Here is the situation on Tuesday as lawmakers try to close in on a deal to raise the $14.3 trillion U.S. debt limit by August 2 and avoid a federal credit default:
* The Democratic-led Senate and Republican-led House of Representatives plan to consider rival plans to reduce the deficit and raise the debt ceiling. Votes may come as early as Wednesday.
* International Monetary Fund chief Christine Lagarde urges United States to quickly resolve the stalemate, warning that failure to reach an agreement would have serious consequences for the world economy.
* President Barack Obama's top economic adviser, Gene Sperling, tells CNN he believes Republicans and Democrats could reach a budget deal this week with a minimum amount of compromise, a minimum amount of not 'my way or the highway'.
* New Washington Post-ABC News poll shows more than a third of Americans believe Obama's policies have made the U.S. economy worse, but they blame Republicans just as much.
* Republican members of the House of Representatives hold closed door meeting, to speak to reporters after meeting, around 1000 a.m. EDT (1400 GMT).
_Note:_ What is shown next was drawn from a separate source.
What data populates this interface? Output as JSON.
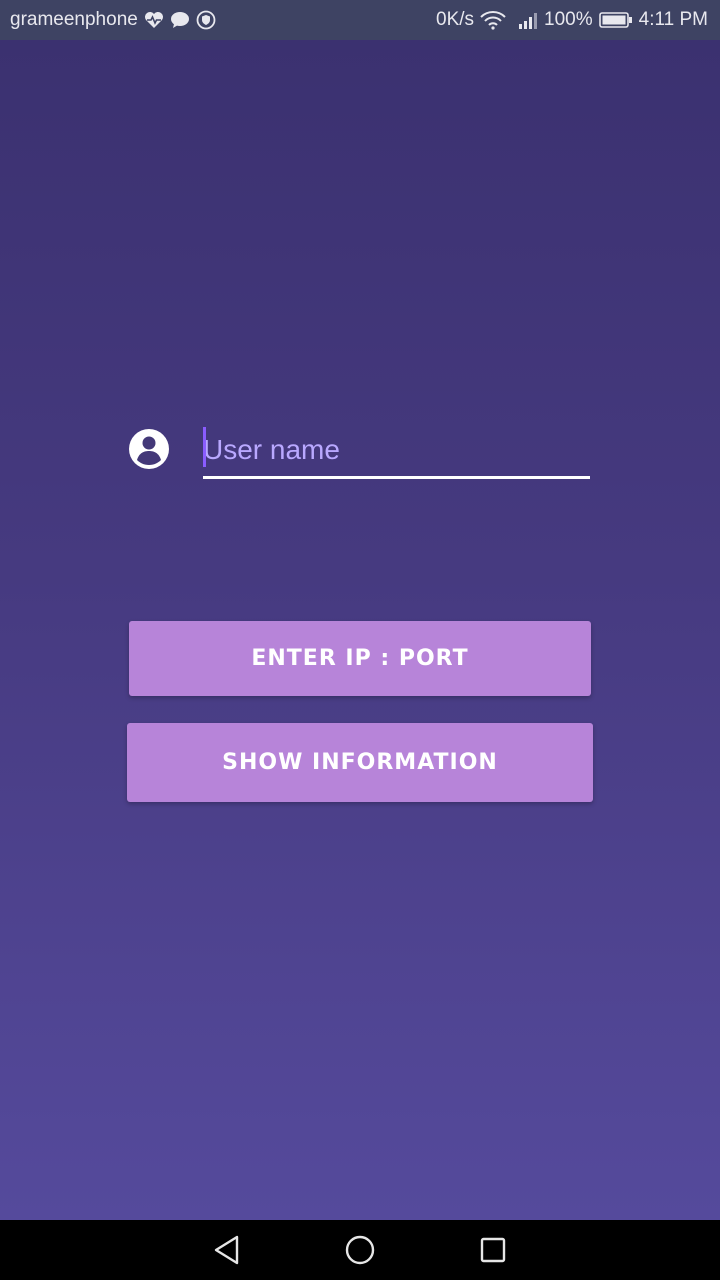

* Obama warns in a televised address on Monday evening that defaulting on U.S. debt obligations would be a reckless and irresponsible outcome to the stalemate. He calls for a fair compromise and says a temporary extension of the debt ceiling would not solve the problem.
* House Speaker John Boehner, the top Republican in Congress, follows Obama on TV. Boehner agrees the United States cannot default on its debt obligations. But Boehner says the American people will not accept an increase in the debt limit without significant spending cuts and reforms.
* Boehner offers a two-step plan to force spending cuts. A $1 trillion hike in the debt limit would be paired with $1.2 trillion in spending cuts. A second debt limit increase, to continue borrowing authority through 2012, would be linked to a tax code overhaul and spending cuts for Medicare and Medicaid health programs for the elderly and poor as well as other benefit programs. Federal spending caps would be put in place and Congress would be required to vote on a balanced budget amendment to the U.S. Constitution.
* Senate Majority Leader Harry Reid offers a competing plan to raise the debt ceiling by $2.7 trillion, enough to cover the country's borrowing needs through the November 2012 elections. That would be paired with an equal amount of spending cuts over 10 years. The Social Security retirement program, Medicare and Medicaid would be left untouched and there would be no tax increases, a key Republican demand. A congressional panel would be established to find further spending cuts.
* Boehner calls Reid's plan full of gimmicks. Obama supports Reid's plan.
* Investors watch developments in Washington closely but so far appear to have done little to prepare for default or a cut in United States' triple-A rating. Dollar falls across board Tuesday but stocks were mixed globally with focus on earnings.
(Reporting by Deborah Charles and Donna Smith; Editing by Sandra Maler and Jackie Frank)